But the Lusk statistics are regarded as more accurate than data culled from the Realtors' multiple listings services because the Lusk figures include sales of existing homes, new homes and homes sold by owners that have gone to settlement. Multiple Listing Service figures tend to include only existing homes sold by real estate agents.
The Lusk study yielded a few surprises -- a big jump in the median home price in Prince George's County, an unexpected increase in the median price of home in Fairfax Country last year despite falling sales and a drop in the median home price in the District and Montgomery County.
In Prince George's, the number of condos sold declined 17 percent, but the number of single-family homes sold fell only 8 percent -- the smallest decrease of any jurisdiction. And homes in Prince George's County showed the healthiest appreciation of any market. The median price of a single-family house, including town houses, rose 15 percent to $133,750.
Realtors said the increase was a testament to the underlying strength of the market for first-time buyers, who found plenty of affordable choices in Prince George's.
"There is some suggestion that properties in the county don't increase as much as in other counties," said Paul Fowler, executive vice president of the Prince George's Association of Realtors, "but that's a fallacy,"
In once-booming Fairfax, the number of single-family home sales, including town houses, fell 24 percent, while the number of condos sold dropped 28 percent.
Despite the plunge, the median price of homes rose 2 percent, to $224,650, although the median condo price fell 4 percent to $119,400. The increase in the single-family median price surprised some real estate industry observers, who had expected it to fall.
"The market in Northern Virginia has been hit harder than that in Montgomery County," said P. Wesley Foster Jr., president of Long & Foster Real Estate Inc., the area's largest realty firm.
Experts speculated that the median price might have been boosted by the relatively large number of new homes sold in Fairfax County, which is a newer suburb than Montgomery. Despite the discounts that area home builders have offered recently, new homes tend to be more expensive than existing homes.
And, industry officials said, it is a testament to the creativity of sellers, who paid buyers' loan points, replaced roofs and met other seller demands in order not to lower their selling prices as much as they would otherwise have had to. Real estate agents said those maneuvers might have kept the median price from falling in Fairfax, as well as in the rest of the area.
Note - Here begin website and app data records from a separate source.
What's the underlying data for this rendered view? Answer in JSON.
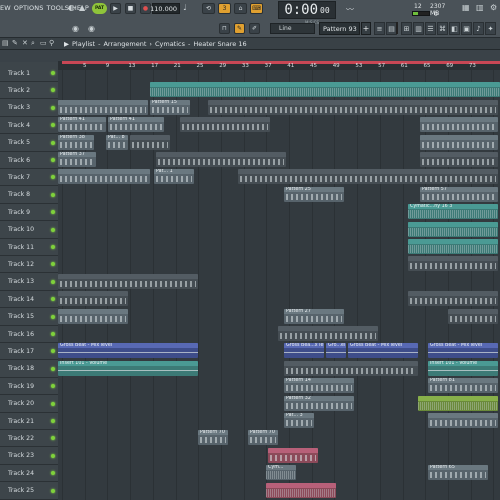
{
  "menu": [
    "EW",
    "OPTIONS",
    "TOOLS",
    "HELP"
  ],
  "toolbar": {
    "pat_label": "PAT",
    "tempo": "110.000",
    "time": "0:00",
    "time_small": "00",
    "time_unit": "M:S:CS",
    "cpu_num": "12",
    "mem_label": "2307 MB",
    "cpu_val": "0",
    "snap": "Line",
    "pattern": "Pattern 93",
    "pattern_add": "+"
  },
  "playlist": {
    "breadcrumb": [
      "Playlist",
      "Arrangement",
      "Cymatics",
      "Heater Snare 16"
    ],
    "ruler": [
      "5",
      "9",
      "13",
      "17",
      "21",
      "25",
      "29",
      "33",
      "37",
      "41",
      "45",
      "49",
      "53",
      "57",
      "61",
      "65",
      "69",
      "73"
    ]
  },
  "tracks": [
    "Track 1",
    "Track 2",
    "Track 3",
    "Track 4",
    "Track 5",
    "Track 6",
    "Track 7",
    "Track 8",
    "Track 9",
    "Track 10",
    "Track 11",
    "Track 12",
    "Track 13",
    "Track 14",
    "Track 15",
    "Track 16",
    "Track 17",
    "Track 18",
    "Track 19",
    "Track 20",
    "Track 21",
    "Track 22",
    "Track 23",
    "Track 24",
    "Track 25"
  ],
  "clips": {
    "pattern15": "Pattern 15",
    "pattern41a": "Pattern 41",
    "pattern41b": "Pattern 41",
    "pattern38": "Pattern 38",
    "pat8": "Pat... 8",
    "pattern37": "Pattern 37",
    "pat1": "Pat... 1",
    "pattern57": "Pattern 57",
    "pattern25": "Pattern 25",
    "cymatic": "Cymatic...ny 16 3",
    "gross1": "Gross Beat - Mix level",
    "gross2": "Gross Bea...x level",
    "gross3": "Gro...el",
    "gross4": "Gross Beat - Mix level",
    "gross5": "Gross Beat - Mix level",
    "insert1": "Insert 101 - Volume",
    "insert2": "Insert 101 - Volume",
    "pattern81": "Pattern 81",
    "pattern70a": "Pattern 70",
    "pattern70b": "Pattern 70",
    "pattern27": "Pattern 27",
    "pattern14": "Pattern 14",
    "pattern32": "Pattern 32",
    "pat3": "Pat... 3",
    "cym": "Cym...",
    "pattern65": "Pattern 65"
  }
}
"What happens is the price holds constant, but the value to the seller drops," said McLean broker Jim Warkentin.
In Montgomery, sales of single-family homes fell 17 percent, while sales of condos fell 18 percent. The median price of a single-family home fell 3 percent to $214,650, while the median price of a condo rose 8 percent to $107,450.
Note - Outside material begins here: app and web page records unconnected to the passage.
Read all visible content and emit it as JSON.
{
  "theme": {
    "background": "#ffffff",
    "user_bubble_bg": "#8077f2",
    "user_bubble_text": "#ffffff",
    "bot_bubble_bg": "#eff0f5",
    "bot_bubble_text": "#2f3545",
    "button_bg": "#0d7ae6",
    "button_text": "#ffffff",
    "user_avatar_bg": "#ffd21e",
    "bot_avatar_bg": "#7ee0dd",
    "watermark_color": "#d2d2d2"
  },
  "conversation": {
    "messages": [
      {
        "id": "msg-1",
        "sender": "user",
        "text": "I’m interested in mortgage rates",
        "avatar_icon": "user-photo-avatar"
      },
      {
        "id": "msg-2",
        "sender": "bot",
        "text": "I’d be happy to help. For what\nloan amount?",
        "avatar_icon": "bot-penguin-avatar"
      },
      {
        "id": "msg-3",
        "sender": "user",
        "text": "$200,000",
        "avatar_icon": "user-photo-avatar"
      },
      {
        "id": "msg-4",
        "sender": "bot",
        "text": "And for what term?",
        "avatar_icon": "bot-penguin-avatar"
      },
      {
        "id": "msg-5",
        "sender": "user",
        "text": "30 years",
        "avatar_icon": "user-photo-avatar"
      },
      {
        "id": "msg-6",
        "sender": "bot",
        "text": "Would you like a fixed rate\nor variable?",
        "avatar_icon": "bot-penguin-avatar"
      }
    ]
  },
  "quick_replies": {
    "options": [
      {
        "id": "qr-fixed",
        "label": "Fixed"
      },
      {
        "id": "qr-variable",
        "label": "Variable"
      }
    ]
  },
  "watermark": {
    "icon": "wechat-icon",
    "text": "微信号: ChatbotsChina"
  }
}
Marc McGee, general manager of Pardoe Real Estate Inc., speculated that part of the reason for the single-family median-price decline in Montgomery was that fewer homes priced more than $500,000 sold in the county last year compared with previous years.
If more homes sell at lower prices than high-priced homes, the median price would decline. "It doesn't necessarily mean that if you had a nice house in Kensington that it's worth 3 percent less," McGee said.
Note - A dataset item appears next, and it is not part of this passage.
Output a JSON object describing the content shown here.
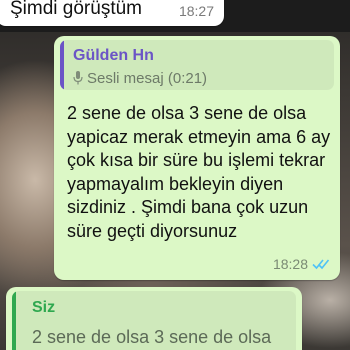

In the District, the number of single-family home sales fell 22 percent, while the number of condos sold dropped 26 percent. At the same time, the median price of a condo rose 13 percent to $96,450, while the median price of a single-family house in the District dropped 6 percent to $182,950.
"I think the problem is where sales are in our marketplace," said Don Denton, president of Dale Denton Real Estate Inc. He said his figures showed the proportion of sold homes priced more than $300,000 was smaller last year than in previous years.
Like realty executives from other areas, Denton noted that sales have picked up in recent weeks. His firm is selling District houses priced less than $300,000 "almost as fast as we can get them," while homes that cost more than $300,000 are still moving slowly.
"I think there are still some unrealistic expectations in that bracket," Denton said.